I spent quite some time in class teaching how to write correct dialogue as I had done some research into ‘showing not telling’ a short story. And dialogue is one of the ways you can do this. Unfortunately some students used too much dialogue in their story, and did not get the punctuation correct. I also noticed during the moderation meeting that not all of my colleagues agreed about how much dialogue would be acceptable. There were points made during the meeting which I wish I had known beforehand. I have taken these on board to improve my teaching this year.
Results: 23% NA, compared to the school average of 15%. Going through the results closely, I notice that students who did not achieve in this assessment, still managed to get their level 1 literacy because this result must have shocked them into trying harder for the rest of the year.
My aim this year is for fewer students to get NA for any assessment. However, I recognise this is not something I am fully in control of, because ultimately the students have to do the work themselves.
AS90852. 1.8 Explain significant connections across texts using supporting evidence. I was mostly satisfied with these results. I was pleased that many of the students who had NA for creative writing, achieved this assessment. I had fewer NAs, comparatively, and 6% more merits. My goal would be to encourage merit level students to reach excellence standard more often, to meet the average which was 12% last year.
I am using the same texts as last year, but will check more thoroughly which text the students choose for their own choice, and to ensure students understand they must find their own connections in their own text.
AS90855. 1.7 Create a visual text.

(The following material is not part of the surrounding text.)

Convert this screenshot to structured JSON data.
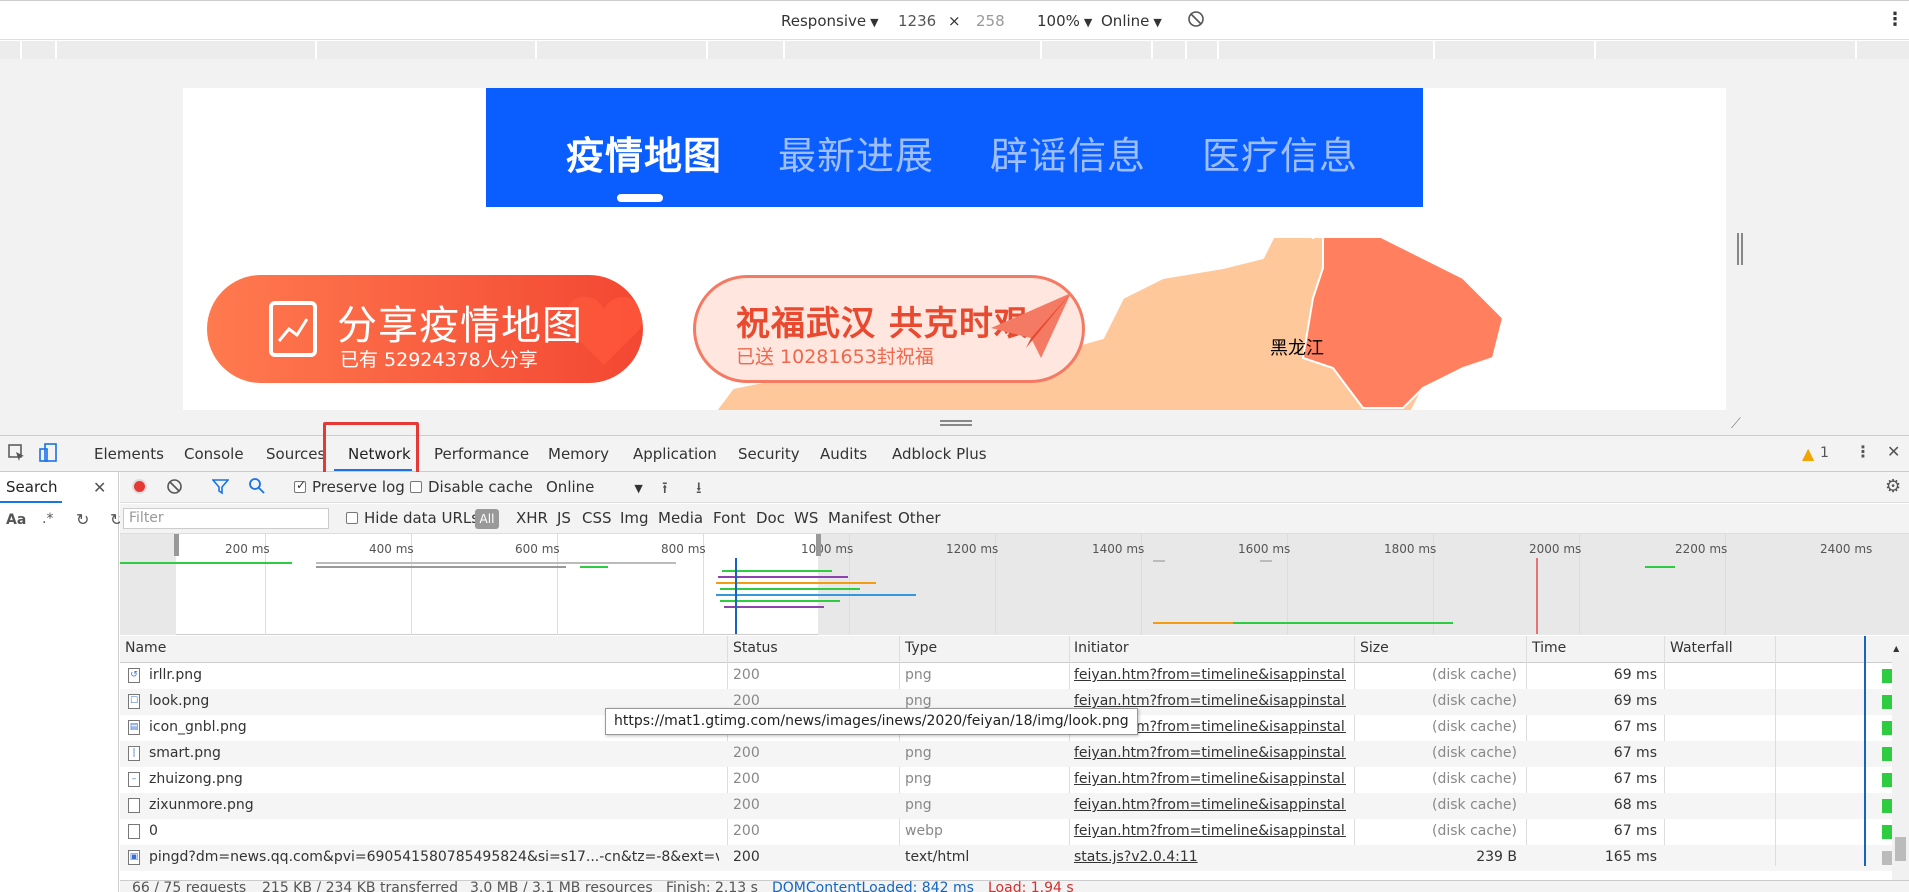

This internal assessment has already been this year. I hope the end result will be fewer NAs than last year as I made a concerted effort to change the way I taught this assessment. This year I showed the students plenty of exemplars, and went through 3 NA exemplars quite thoroughly with them before they started. I often get the impression the students would do well with extra time, as there is not a lot of time for the gathering and processing of techniques, exemplars and short pre-production tasks. However, I organised e time better in class so I hope this will have made a difference.
One difficulty I experience is that the ‘Internal’ students are much slower to get started, and also there are more students at this level who are reluctant to make a picture. I found it difficult to motivate these students and keep them on track, however, ultimately, only one student did not submit because he stopped coming to school.
In the final analysis:
1. I had 81 students. 86% of whom passed level 1 English. 91% of whom attained level 1 literacy though English credits alone. This was higher than 86% and just under 92% respectively.